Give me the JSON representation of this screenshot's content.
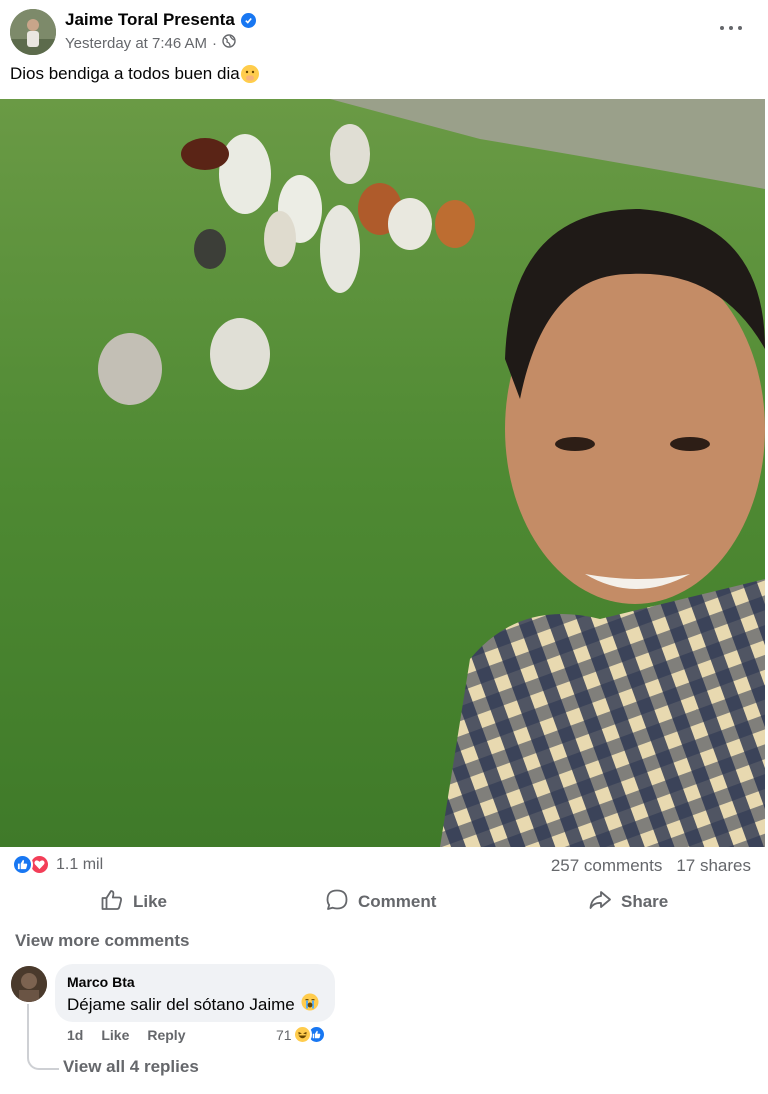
{
  "post": {
    "author": "Jaime Toral Presenta",
    "timestamp": "Yesterday at 7:46 AM",
    "separator": "·",
    "privacy_icon": "globe-icon",
    "caption": "Dios bendiga a todos buen dia",
    "caption_emoji": "face-with-hand-over-mouth-emoji"
  },
  "stats": {
    "reactions_count": "1.1 mil",
    "reaction_icons": [
      "like",
      "love"
    ],
    "comments": "257 comments",
    "shares": "17 shares"
  },
  "actions": {
    "like": "Like",
    "comment": "Comment",
    "share": "Share"
  },
  "comments_section": {
    "view_more": "View more comments",
    "comment": {
      "author": "Marco Bta",
      "text": "Déjame salir del sótano Jaime",
      "emoji": "crying-face-emoji",
      "age": "1d",
      "like": "Like",
      "reply": "Reply",
      "reaction_count": "71",
      "reaction_icons": [
        "haha",
        "like"
      ]
    },
    "view_replies": "View all 4 replies"
  },
  "colors": {
    "brand_blue": "#1877f2",
    "love_red": "#f33e58",
    "secondary_text": "#65676b",
    "bubble_bg": "#f0f2f5"
  }
}
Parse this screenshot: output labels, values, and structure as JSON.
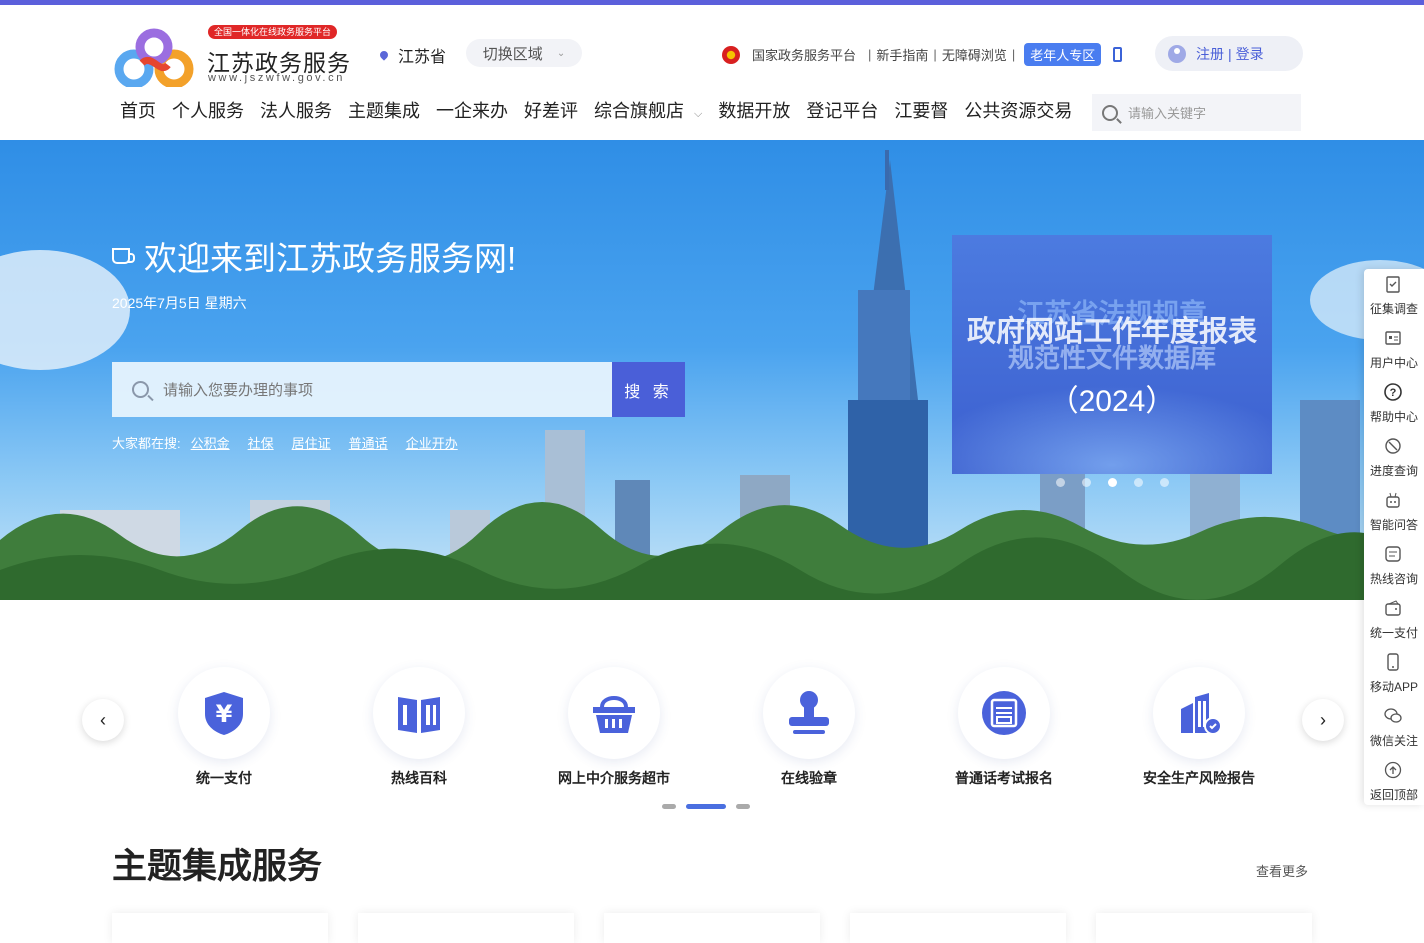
{
  "logo": {
    "badge": "全国一体化在线政务服务平台",
    "title": "江苏政务服务",
    "url": "www.jszwfw.gov.cn"
  },
  "region": {
    "current": "江苏省",
    "switch_label": "切换区域"
  },
  "toplinks": {
    "national": "国家政务服务平台",
    "guide": "新手指南",
    "accessible": "无障碍浏览",
    "elder": "老年人专区"
  },
  "auth": {
    "register": "注册",
    "separator": "|",
    "login": "登录"
  },
  "nav": {
    "items": [
      "首页",
      "个人服务",
      "法人服务",
      "主题集成",
      "一企来办",
      "好差评",
      "综合旗舰店",
      "数据开放",
      "登记平台",
      "江要督",
      "公共资源交易"
    ],
    "active_index": 0,
    "search_placeholder": "请输入关键字"
  },
  "banner": {
    "welcome": "欢迎来到江苏政务服务网!",
    "date": "2025年7月5日 星期六",
    "search_placeholder": "请输入您要办理的事项",
    "search_button": "搜 索",
    "hot_label": "大家都在搜:",
    "hot_keywords": [
      "公积金",
      "社保",
      "居住证",
      "普通话",
      "企业开办"
    ],
    "carousel": {
      "line1": "江苏省法规规章",
      "line2": "政府网站工作年度报表",
      "line3": "规范性文件数据库",
      "year": "（2024）",
      "slide_count": 5,
      "active_slide": 2
    }
  },
  "sidebar": {
    "items": [
      {
        "label": "征集调查",
        "icon": "clipboard-icon"
      },
      {
        "label": "用户中心",
        "icon": "id-card-icon"
      },
      {
        "label": "帮助中心",
        "icon": "help-icon"
      },
      {
        "label": "进度查询",
        "icon": "progress-icon"
      },
      {
        "label": "智能问答",
        "icon": "robot-icon"
      },
      {
        "label": "热线咨询",
        "icon": "message-icon"
      },
      {
        "label": "统一支付",
        "icon": "wallet-icon"
      },
      {
        "label": "移动APP",
        "icon": "mobile-icon"
      },
      {
        "label": "微信关注",
        "icon": "wechat-icon"
      },
      {
        "label": "返回顶部",
        "icon": "back-to-top-icon"
      }
    ]
  },
  "quick_services": {
    "items": [
      {
        "label": "统一支付",
        "icon": "yuan-shield-icon"
      },
      {
        "label": "热线百科",
        "icon": "book-icon"
      },
      {
        "label": "网上中介服务超市",
        "icon": "basket-icon"
      },
      {
        "label": "在线验章",
        "icon": "stamp-icon"
      },
      {
        "label": "普通话考试报名",
        "icon": "putonghua-icon"
      },
      {
        "label": "安全生产风险报告",
        "icon": "building-report-icon"
      }
    ],
    "pages": 3,
    "active_page": 1
  },
  "section": {
    "title": "主题集成服务",
    "more": "查看更多"
  },
  "colors": {
    "accent": "#4a5fd8",
    "topline": "#5b5fdb",
    "elder_badge": "#4a7df0",
    "logo_badge": "#e02727"
  }
}
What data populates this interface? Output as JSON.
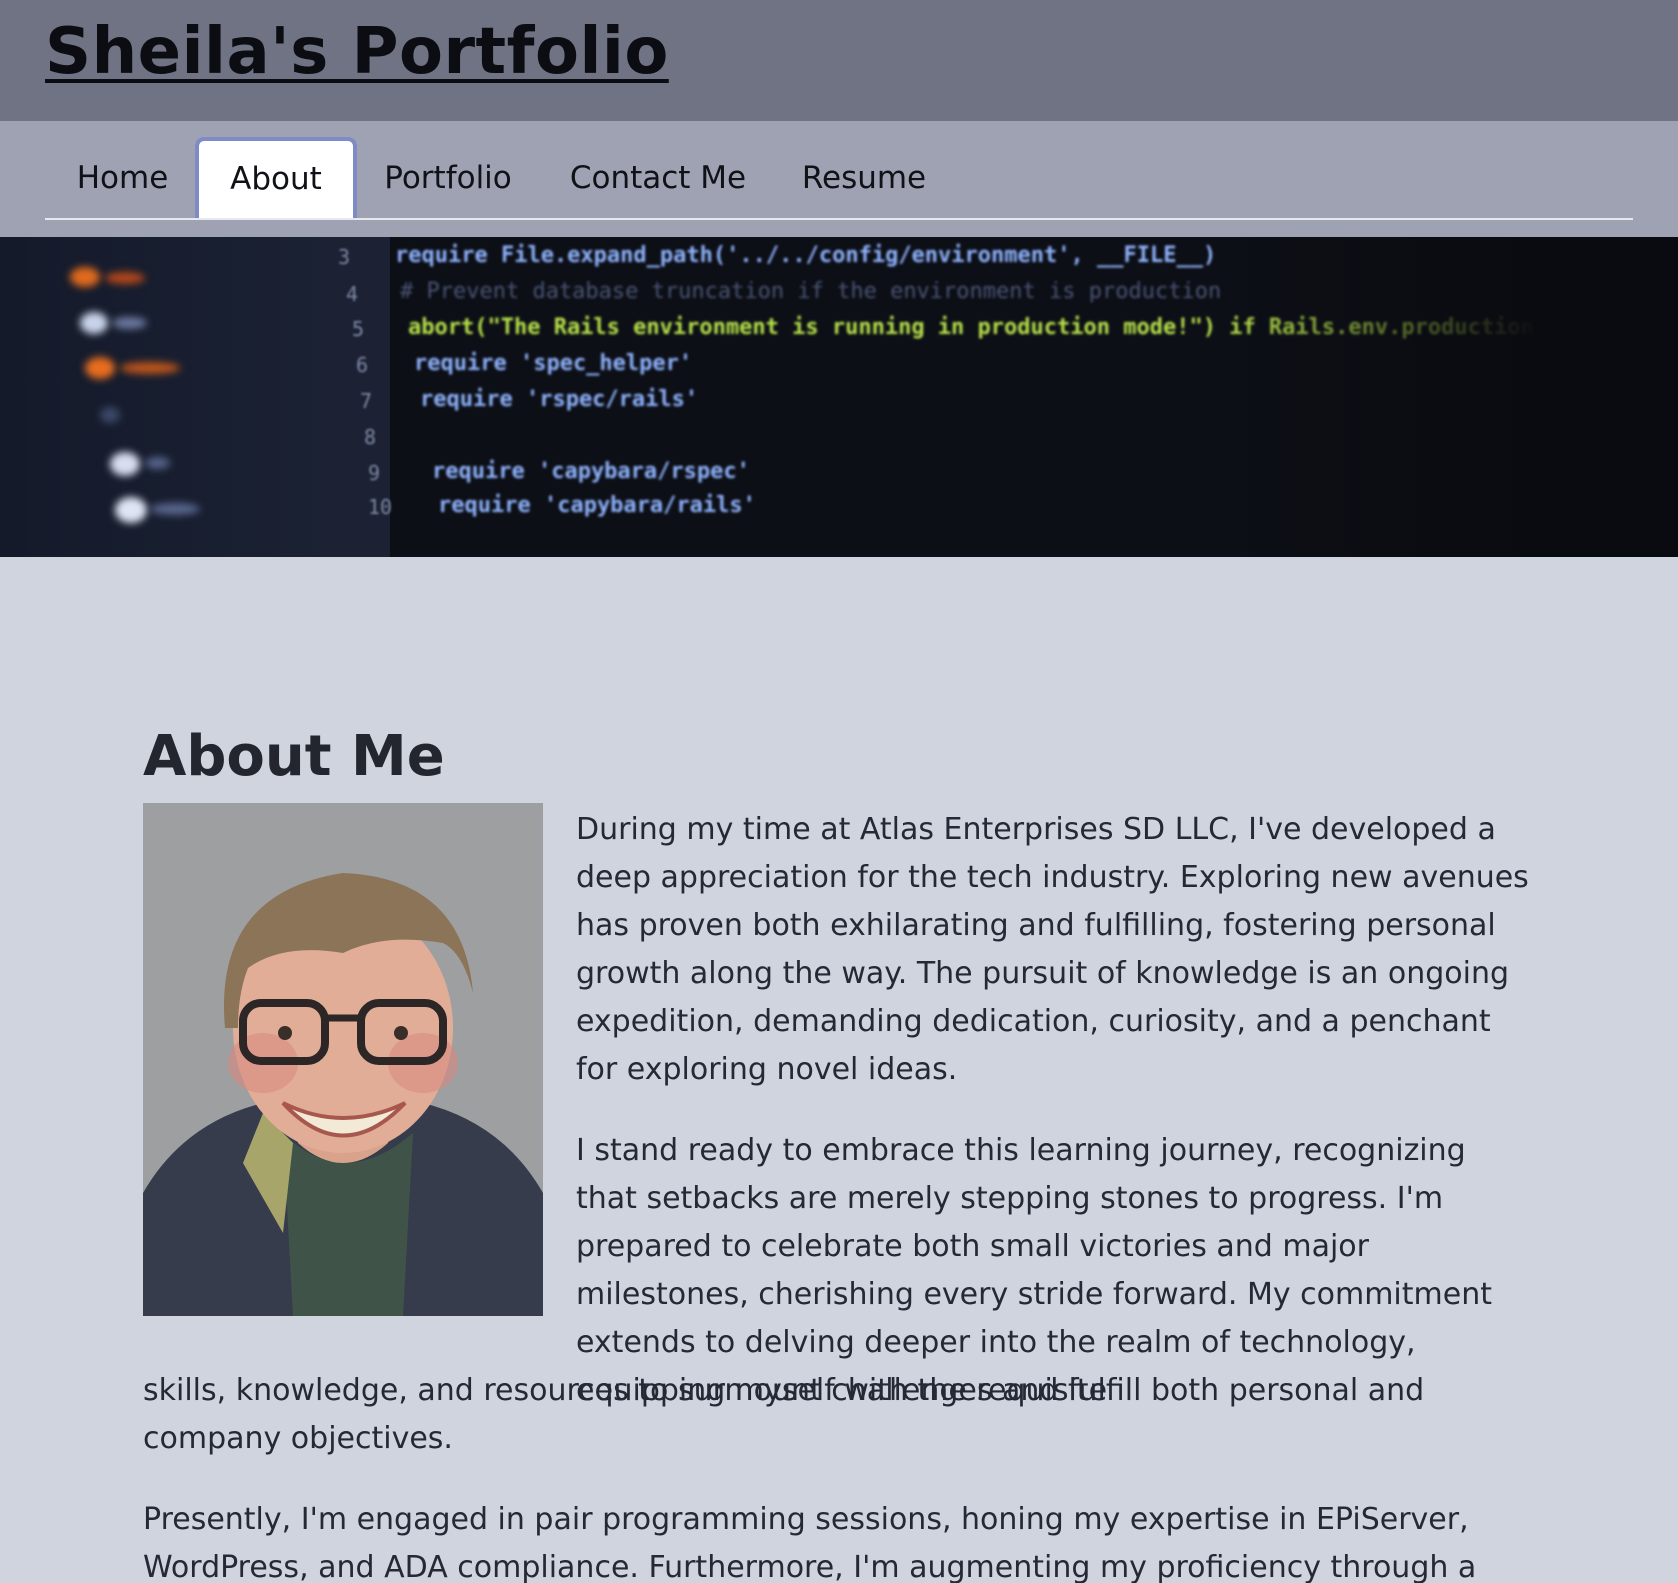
{
  "header": {
    "site_title": "Sheila's Portfolio"
  },
  "nav": {
    "items": [
      {
        "label": "Home",
        "active": false
      },
      {
        "label": "About",
        "active": true
      },
      {
        "label": "Portfolio",
        "active": false
      },
      {
        "label": "Contact Me",
        "active": false
      },
      {
        "label": "Resume",
        "active": false
      }
    ]
  },
  "hero": {
    "description": "blurred code editor banner image",
    "code_lines": [
      {
        "ln": "3",
        "text": "require File.expand_path('../../config/environment', __FILE__)"
      },
      {
        "ln": "4",
        "text": "# Prevent database truncation if the environment is production"
      },
      {
        "ln": "5",
        "text": "abort(\"The Rails environment is running in production mode!\") if Rails.env.production?"
      },
      {
        "ln": "6",
        "text": "require 'spec_helper'"
      },
      {
        "ln": "7",
        "text": "require 'rspec/rails'"
      },
      {
        "ln": "8",
        "text": ""
      },
      {
        "ln": "9",
        "text": "require 'capybara/rspec'"
      },
      {
        "ln": "10",
        "text": "require 'capybara/rails'"
      }
    ]
  },
  "about": {
    "heading": "About Me",
    "photo_alt": "Portrait of Sheila",
    "paragraphs": [
      "During my time at Atlas Enterprises SD LLC, I've developed a deep appreciation for the tech industry. Exploring new avenues has proven both exhilarating and fulfilling, fostering personal growth along the way. The pursuit of knowledge is an ongoing expedition, demanding dedication, curiosity, and a penchant for exploring novel ideas.",
      "I stand ready to embrace this learning journey, recognizing that setbacks are merely stepping stones to progress. I'm prepared to celebrate both small victories and major milestones, cherishing every stride forward. My commitment extends to delving deeper into the realm of technology, equipping myself with the requisite skills, knowledge, and resources to surmount challenges and fulfill both personal and company objectives.",
      "Presently, I'm engaged in pair programming sessions, honing my expertise in EPiServer, WordPress, and ADA compliance. Furthermore, I'm augmenting my proficiency through a"
    ]
  },
  "colors": {
    "header_bg": "#6f7384",
    "nav_bg": "#9ea2b2",
    "page_bg": "#cfd4df",
    "active_tab_border": "#7f8bc4"
  }
}
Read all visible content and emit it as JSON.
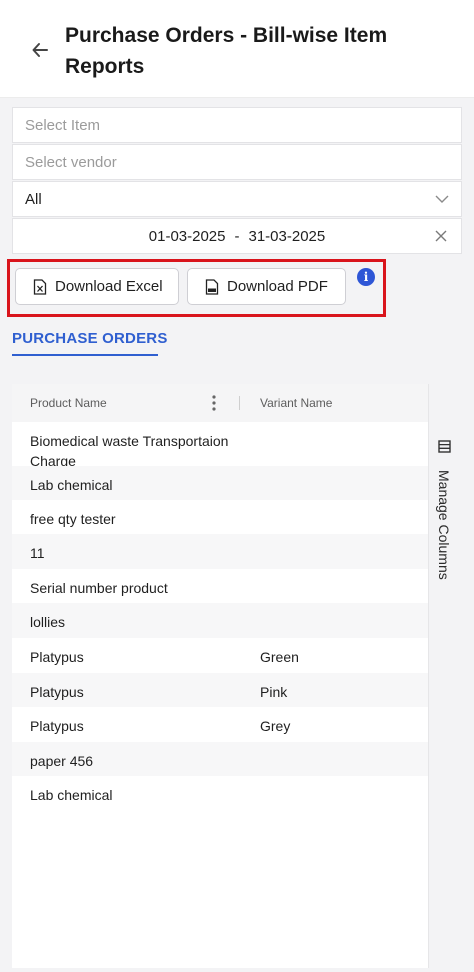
{
  "header": {
    "title": "Purchase Orders - Bill-wise Item Reports",
    "back_icon": "arrow-left-icon"
  },
  "filters": {
    "item_placeholder": "Select Item",
    "vendor_placeholder": "Select vendor",
    "status_value": "All",
    "date_start": "01-03-2025",
    "date_separator": "-",
    "date_end": "31-03-2025"
  },
  "actions": {
    "download_excel_label": "Download Excel",
    "download_pdf_label": "Download PDF",
    "info_glyph": "i"
  },
  "tabs": [
    {
      "label": "PURCHASE ORDERS",
      "active": true
    }
  ],
  "table": {
    "columns": [
      "Product Name",
      "Variant Name"
    ],
    "rows": [
      {
        "product": "Biomedical waste Transportaion Charge",
        "variant": ""
      },
      {
        "product": "Lab chemical",
        "variant": ""
      },
      {
        "product": "free qty tester",
        "variant": ""
      },
      {
        "product": "11",
        "variant": ""
      },
      {
        "product": "Serial number product",
        "variant": ""
      },
      {
        "product": "lollies",
        "variant": ""
      },
      {
        "product": "Platypus",
        "variant": "Green"
      },
      {
        "product": "Platypus",
        "variant": "Pink"
      },
      {
        "product": "Platypus",
        "variant": "Grey"
      },
      {
        "product": "paper 456",
        "variant": ""
      },
      {
        "product": "Lab chemical",
        "variant": ""
      }
    ]
  },
  "side_panel": {
    "manage_columns_label": "Manage Columns"
  },
  "colors": {
    "accent": "#2f5fd0",
    "highlight": "#d9141c",
    "info": "#2e56d6"
  }
}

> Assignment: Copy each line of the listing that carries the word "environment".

> Solution for this problem:
        "text": "require File.expand_path('../../config/environment', __FILE__)"
        "text": "# Prevent database truncation if the environment is production"
        "text": "abort(\"The Rails environment is running in production mode!\") if Rails.env.production?"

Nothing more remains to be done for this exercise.